Display your work by describing the technologies used, your role in the project, and showing off screenshots. As a full stack design professional, your work should demonstrate an eye for design and excellent technical know-how.
Building a portfolio is perhaps the best way to learn full stack development.
Start the Job Search
Once you have built a portfolio with two or more polished projects, you are ready to start job hunting. Although it’s a little daunting, the right resume and skill set can capture a hiring manager’s attention.
Make sure to define your career goals ahead of time, get cover letter feedback, and tailor your resume for the specific positions you’re applying for. Don’t limit yourself to online searches; reach out to companies directly, attend career fairs, and sign up for weekly job alerts.
Most importantly, don’t get discouraged if your inbox fills with rejections (or nothing at all). According to Indeed, it takes the average job-seeker roughly nine weeks to apply, interview, and land a new role.
Do Well on the Interview
Got the interview? Take a moment to pat yourself on the back — and then explore a few of the most important tips for getting that second interview and, hopefully, landing the role.
Refresh Your Coding Skills
Virtually all full stack coding interviews will include a technical portion, which allows the hiring manager to gauge your current skill level. Continually practice on online platforms.
Keep in mind that there are many different varieties of technical challenges, such as live coding exercises, take-home assessments, design challenges, and soft analysis of programmatic thinking.
Prepare for each type by completing code challenges within a 30- to 40-minute timeframe. Look at examples of broken code to spot bugs, fix them, and then explain how you did it.
Preparation for Behavioral Questions
Hiring managers don’t just want to hire a programming wizard; they want someone who will mesh with the company culture and work well with others.
Prepare answers beforehand that show how you deal with stress, work disagreements, or challenges in daily life. Read up on the most common behavioral questions so that you are not caught off guard.
Prepare for Verbal Explanations
In the tech world, live-coding and whiteboarding are nearly universal. During a whiteboard exercise, you should explain your thinking process and how you arrive at a solution.
When approaching a problem, always ask the hiring manager for more specification: What type of input does the function consume? Should the function return a specific data type?
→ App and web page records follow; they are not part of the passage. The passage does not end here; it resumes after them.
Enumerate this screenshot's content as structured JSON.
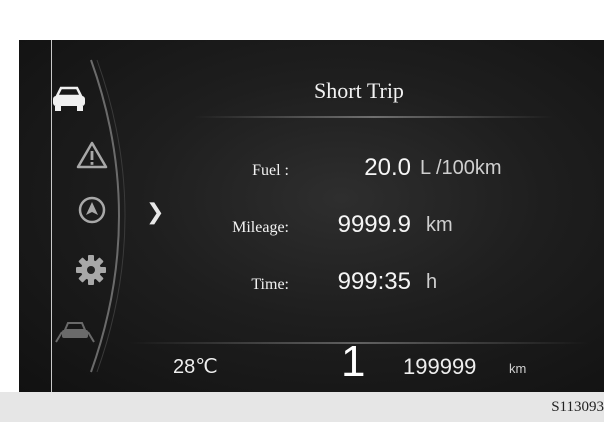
{
  "menu": {
    "items": [
      {
        "icon": "car-icon",
        "state": "selected"
      },
      {
        "icon": "warning-triangle-icon",
        "state": "idle"
      },
      {
        "icon": "navigation-icon",
        "state": "idle"
      },
      {
        "icon": "gear-settings-icon",
        "state": "idle"
      },
      {
        "icon": "car-assist-icon",
        "state": "dimmed"
      }
    ],
    "pointer_icon": "chevron-right-icon"
  },
  "trip": {
    "title": "Short Trip",
    "rows": [
      {
        "label": "Fuel :",
        "value": "20.0",
        "unit": "L /100km"
      },
      {
        "label": "Mileage:",
        "value": "9999.9",
        "unit": "km"
      },
      {
        "label": "Time:",
        "value": "999:35",
        "unit": "h"
      }
    ]
  },
  "status": {
    "temperature": "28℃",
    "gear": "1",
    "odometer_value": "199999",
    "odometer_unit": "km"
  },
  "figure_code": "S113093"
}
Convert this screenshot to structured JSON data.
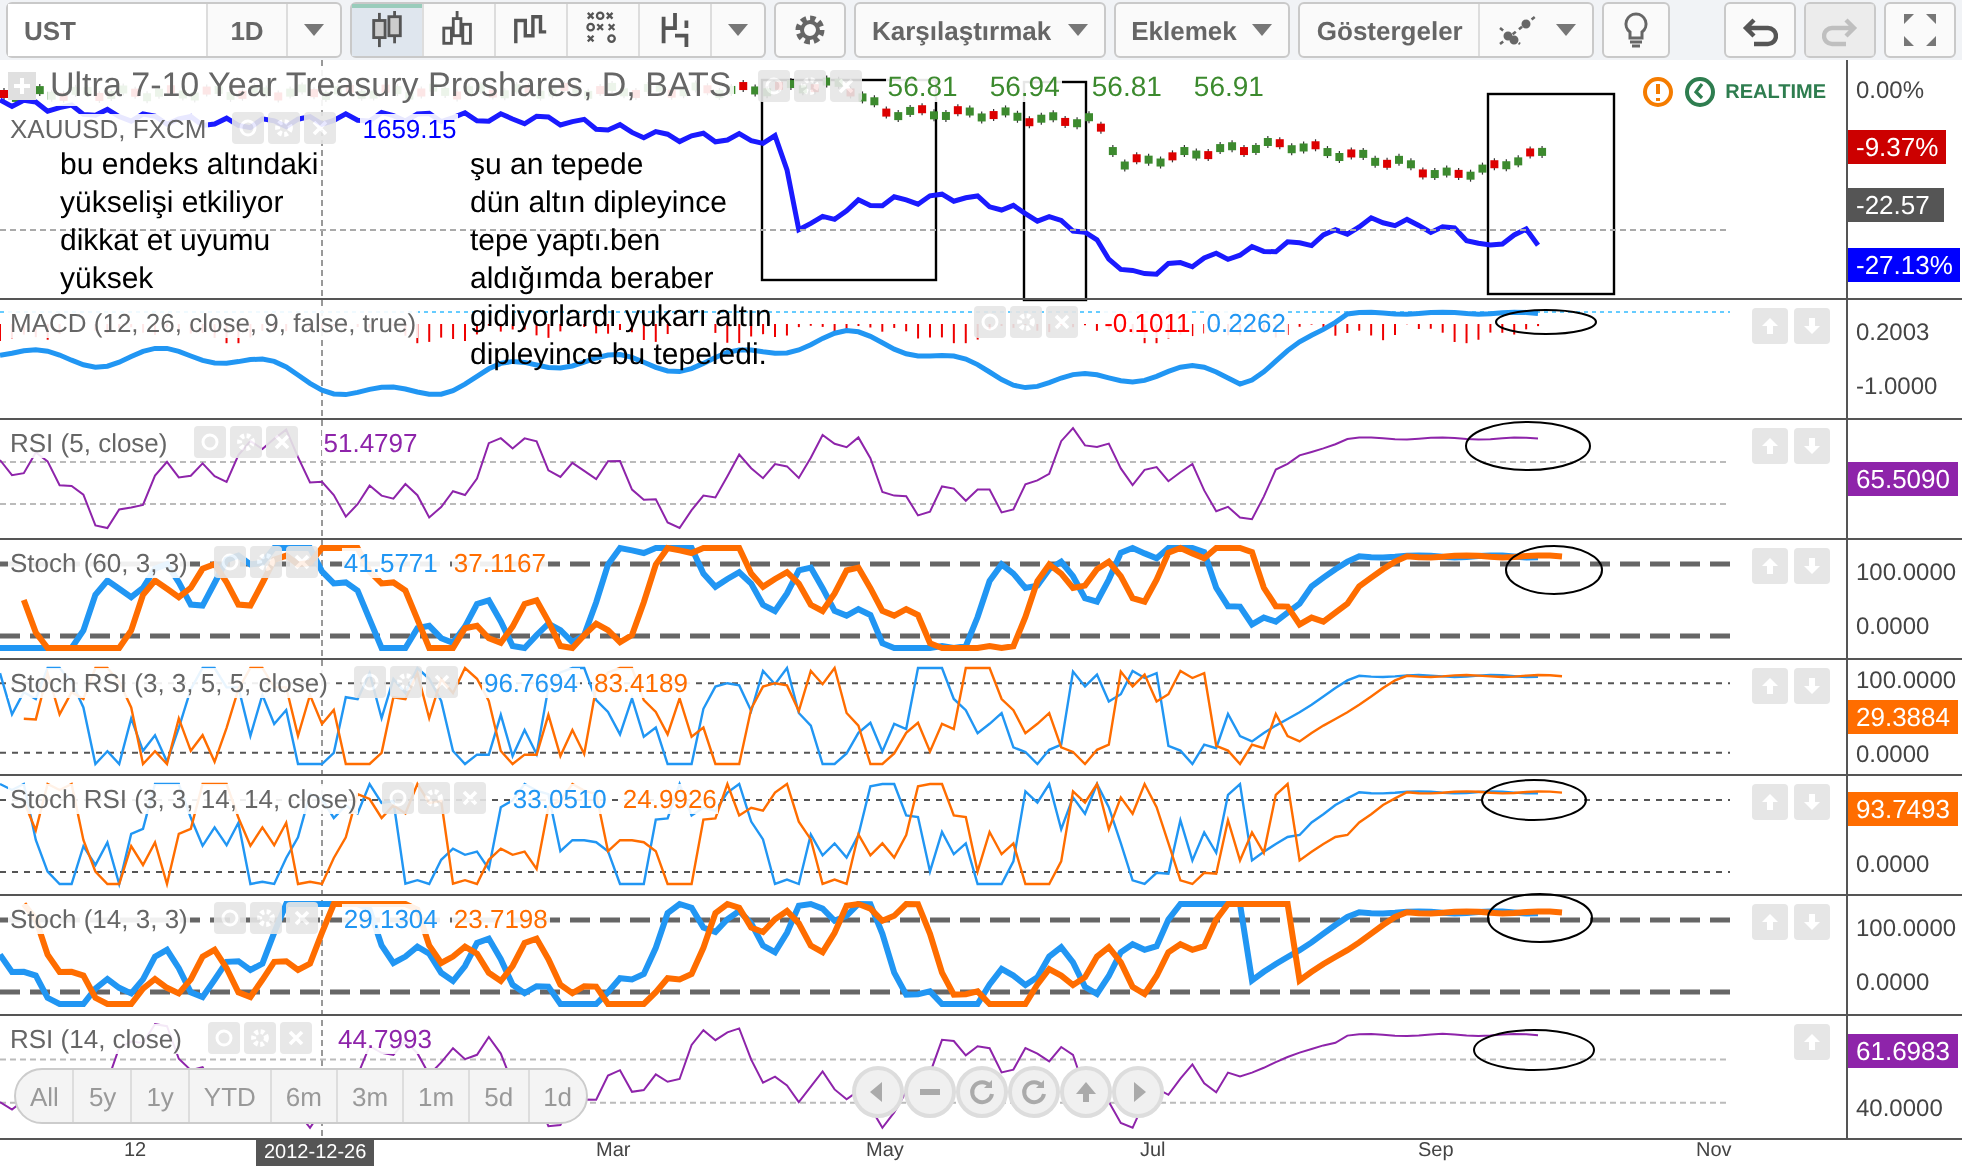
{
  "toolbar": {
    "symbol": "UST",
    "interval": "1D",
    "chart_types": [
      {
        "kind": "candles",
        "selected": true
      },
      {
        "kind": "bars",
        "selected": false
      },
      {
        "kind": "steps",
        "selected": false
      },
      {
        "kind": "point-figure",
        "selected": false
      },
      {
        "kind": "kagi",
        "selected": false
      }
    ],
    "menus": [
      "Karşılaştırmak",
      "Eklemek"
    ],
    "indicators_button": "Göstergeler",
    "actions": [
      {
        "kind": "undo",
        "disabled": false
      },
      {
        "kind": "redo",
        "disabled": true
      },
      {
        "kind": "fullscreen",
        "disabled": false
      }
    ]
  },
  "main_pane": {
    "title": "Ultra 7-10 Year Treasury Proshares, D, BATS",
    "values": [
      "56.81",
      "56.94",
      "56.81",
      "56.91"
    ],
    "compare": {
      "name": "XAUUSD, FXCM",
      "value": "1659.15"
    },
    "status": "REALTIME",
    "axis": [
      {
        "kind": "label",
        "text": "0.00%"
      },
      {
        "kind": "tag",
        "text": "-9.37%",
        "color": "#cc0000"
      },
      {
        "kind": "tag",
        "text": "-22.57",
        "color": "#555555"
      },
      {
        "kind": "tag",
        "text": "-27.13%",
        "color": "#0000ff"
      }
    ]
  },
  "panes": [
    {
      "kind": "macd",
      "title": "MACD (12, 26, close, 9, false, true)",
      "values": [
        {
          "text": "-0.1011",
          "color": "#ff0000"
        },
        {
          "text": "0.2262",
          "color": "#2196f3"
        }
      ],
      "axis": [
        {
          "kind": "label",
          "text": "0.2003"
        },
        {
          "kind": "label",
          "text": "-1.0000"
        }
      ]
    },
    {
      "kind": "rsi",
      "title": "RSI (5, close)",
      "values": [
        {
          "text": "51.4797",
          "color": "#8e24aa"
        }
      ],
      "axis": [
        {
          "kind": "tag",
          "text": "65.5090",
          "color": "#8e24aa"
        }
      ]
    },
    {
      "kind": "stoch",
      "title": "Stoch (60, 3, 3)",
      "values": [
        {
          "text": "41.5771",
          "color": "#2196f3"
        },
        {
          "text": "37.1167",
          "color": "#ff6d00"
        }
      ],
      "axis": [
        {
          "kind": "label",
          "text": "100.0000"
        },
        {
          "kind": "label",
          "text": "0.0000"
        }
      ]
    },
    {
      "kind": "stochrsi",
      "title": "Stoch RSI (3, 3, 5, 5, close)",
      "values": [
        {
          "text": "96.7694",
          "color": "#2196f3"
        },
        {
          "text": "83.4189",
          "color": "#ff6d00"
        }
      ],
      "axis": [
        {
          "kind": "label",
          "text": "100.0000"
        },
        {
          "kind": "tag",
          "text": "29.3884",
          "color": "#ff6d00"
        },
        {
          "kind": "label",
          "text": "0.0000"
        }
      ]
    },
    {
      "kind": "stochrsi",
      "title": "Stoch RSI (3, 3, 14, 14, close)",
      "values": [
        {
          "text": "33.0510",
          "color": "#2196f3"
        },
        {
          "text": "24.9926",
          "color": "#ff6d00"
        }
      ],
      "axis": [
        {
          "kind": "tag",
          "text": "93.7493",
          "color": "#ff6d00"
        },
        {
          "kind": "label",
          "text": "0.0000"
        }
      ]
    },
    {
      "kind": "stoch",
      "title": "Stoch (14, 3, 3)",
      "values": [
        {
          "text": "29.1304",
          "color": "#2196f3"
        },
        {
          "text": "23.7198",
          "color": "#ff6d00"
        }
      ],
      "axis": [
        {
          "kind": "label",
          "text": "100.0000"
        },
        {
          "kind": "label",
          "text": "0.0000"
        }
      ]
    },
    {
      "kind": "rsi",
      "title": "RSI (14, close)",
      "values": [
        {
          "text": "44.7993",
          "color": "#8e24aa"
        }
      ],
      "axis": [
        {
          "kind": "tag",
          "text": "61.6983",
          "color": "#8e24aa"
        },
        {
          "kind": "label",
          "text": "40.0000"
        }
      ]
    }
  ],
  "notes": [
    {
      "lines": [
        "bu endeks altındaki",
        "yükselişi etkiliyor",
        "dikkat et uyumu",
        "yüksek"
      ]
    },
    {
      "lines": [
        "şu an tepede",
        "dün altın dipleyince",
        "tepe yaptı.ben",
        "aldığımda beraber",
        "gidiyorlardı yukarı altın",
        "dipleyince bu tepeledi."
      ]
    }
  ],
  "range_buttons": [
    "All",
    "5y",
    "1y",
    "YTD",
    "6m",
    "3m",
    "1m",
    "5d",
    "1d"
  ],
  "x_axis": {
    "labels": [
      "12",
      "Mar",
      "May",
      "Jul",
      "Sep",
      "Nov"
    ],
    "crosshair_date": "2012-12-26"
  }
}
Be prepared to analyze the efficacy of solutions based on their time and space complexity. How efficient is your code? Can your application be refactored to take up less memory or run faster.
Even if you don’t get it right on the first try, managers are more concerned that you’re able to think your way through a complex problem. Making code work isn’t everything; you’ve got to understand why it does what it does. Employers want candidates to understand all the necessary parts of the tech stack. You should make it known that you are prepared to be a lifelong learner and feel comfortable exploring new technologies.
Full Stack Developer Course with Placement
So, we have learned that the Best Way to Learn Full Stack Web Development is by enrolling into one of the best full stack developer course. Entri Elevate program will help you to learn full stack development and to get placed in a reputed company.
Full stack development allows you to be on the emerging frontier of technology, exploring novel solutions with cutting-edge companies. Moreover, because the industry is rapidly growing, it offers tremendous career potential and security to tech-savvy coders who want to make their mark in the programming field.
If you are thinking about becoming a web developer, why haven’t you started pursuing your dream? Start considering your educational opportunities now; there’s no time like the present to start furthering your goals and landing a fulfilling position.